WASHINGTON (6/16/15)--An opinion editorial in The Hill’s “Congress Blog” that urged the U.S. Congress to act against cybercrime by passing the Data Security Act of 2015 ( S. 961/H.R. 2205) provided a lot of “street credibility” weighing in on the issue, including CUNA President/CEO Jim Nussle.
The op-ed was written by Nussle and other leaders of the Financial Services Data Security Coalition: Frank Keating, president/CEO of the American Bankers Association; Richard Hunt, president/CEO of the Consumer Bankers Association; Tim Pawlenty, president/CEO of the Financial Services Roundtable; Camden R. Fine, president/CEO of the Independent Community Bankers of America; B. Dan Berger, president/CEO of the National Association of Federal Credit Unions; and Jim Aramanda, president/CEO of The Clearing House.
The Hill singled out Nussle, Keating and Pawlenty for their political expertise, noting that Nussle was a Republican congressman from Iowa from 1991 to 2007. It pointed out that Keating was Republican governor of Oklahoma from 1995 to 2003, and Pawlenty was Republican governor of Minnesota from 2003 to 2011.
“Americans expect companies with which they do business to protect their sensitive personal and financial data,” wrote CUNA in the joint op-ed. “Yet, the reality is American consumers are under constant threat of identity theft and fraud due to lax security practices that leave the door open to cyber criminals.
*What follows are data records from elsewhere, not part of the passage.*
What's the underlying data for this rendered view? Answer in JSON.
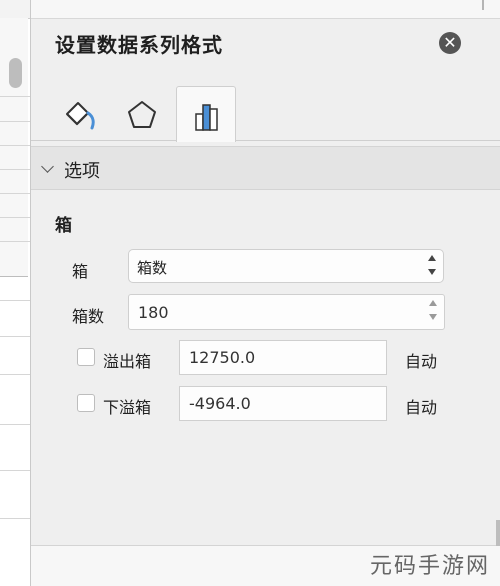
{
  "panel": {
    "title": "设置数据系列格式",
    "close_icon": "close-icon"
  },
  "tabs": [
    {
      "icon": "fill-line-icon",
      "active": false
    },
    {
      "icon": "effects-pentagon-icon",
      "active": false
    },
    {
      "icon": "series-options-bar-chart-icon",
      "active": true
    }
  ],
  "section": {
    "label": "选项",
    "group_title": "箱"
  },
  "bins": {
    "bin_label": "箱",
    "bin_select_value": "箱数",
    "count_label": "箱数",
    "count_value": "180"
  },
  "overflow": {
    "label": "溢出箱",
    "value": "12750.0",
    "auto_label": "自动",
    "checked": false
  },
  "underflow": {
    "label": "下溢箱",
    "value": "-4964.0",
    "auto_label": "自动",
    "checked": false
  },
  "watermark": "元码手游网",
  "colors": {
    "accent_blue": "#4a8fd6",
    "panel_bg": "#efefef"
  }
}
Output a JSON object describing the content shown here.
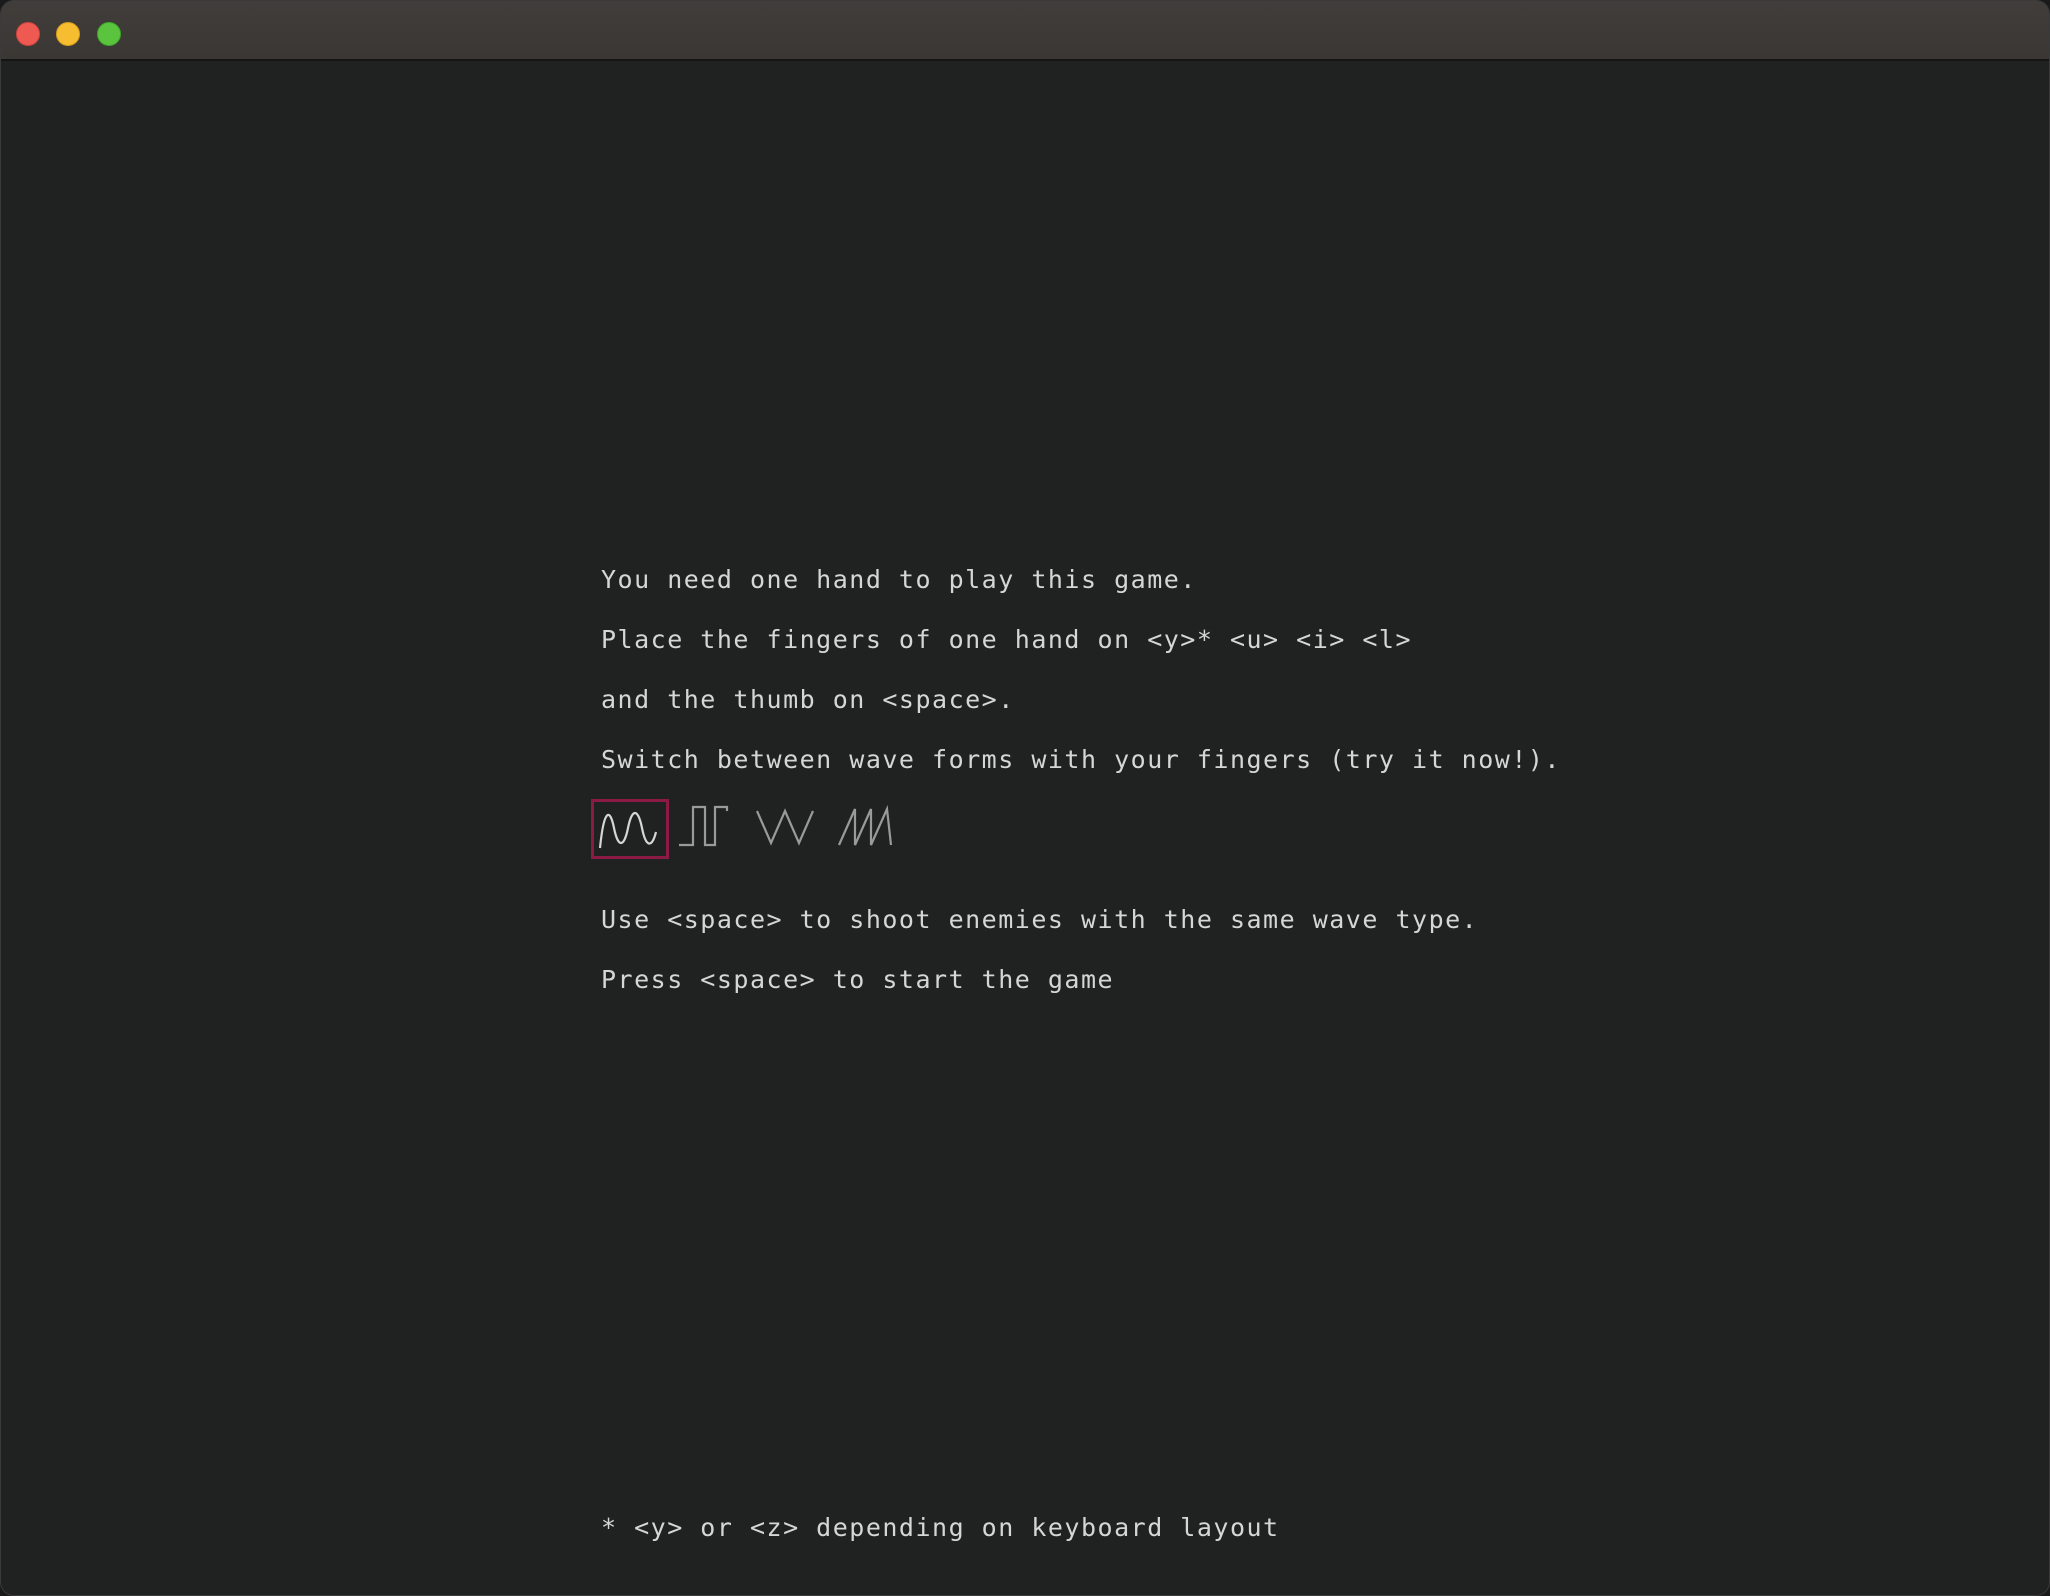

“Literally hundreds of millions of debit and credit card accounts have been compromised at major retail locations. It is important to remember that behind each of these compromised accounts are everyday Americans who now have to deal with the raw and frightening consequences of having their virtual identity stolen. In 2014 alone, criminals stole $16 billion from more than 12.7 million fraud victims and, not surprisingly, two-thirds of those victims can be traced to data breaches. The stakes are high. And consumers are paying the price.
“In some sectors, where the nature and sensitivity of consumer data has always been obvious, such as banking and health care, Congress long ago aligned consumer expectations with federal requirements to keep customer information safe. The reality of today’s interconnected, data-driven world means other less-obvious sectors like retail handle and store much of the same sensitive data.”
Technology and innovation “have far outpaced the existing body of laws and regulations designed to keep consumers safe. Expectations that sensitive personal and financial data is being kept safe are not being met, and Congress needs to act,” said CUNA and its partners.
The group noted the sponsors of S. 961/H.R. 2205--Sens. Roy Blunt (R-Mo.) and Tom Carper (D-Del.) and Reps. Randy Neugebauer (R-Texas) and John Carney (D-Del.)--want to ensure a customer’s sensitive personal and financial information are secure at every point in the payment process.
“These bills recognize today’s savvy cyber criminals are seeking out the weakest link in the payment system,” said the op-ed. The measures “are modeled after existing law that provides a successful framework used by the financial sector, a diverse industry in which one-size-fits-all regulations rarely work. Rather, the standards can be tailored to avoid unnecessary burdens on small businesses and take into consideration the size, scope, and type of financial information businesses hold,” the group said.
“When it comes to ensuring consumer expectations of data security are met, ‘bank-like’ should be the baseline standard by which other industries are measured. Securing consumer information should be a priority for every industry,” CUNA and its partners said.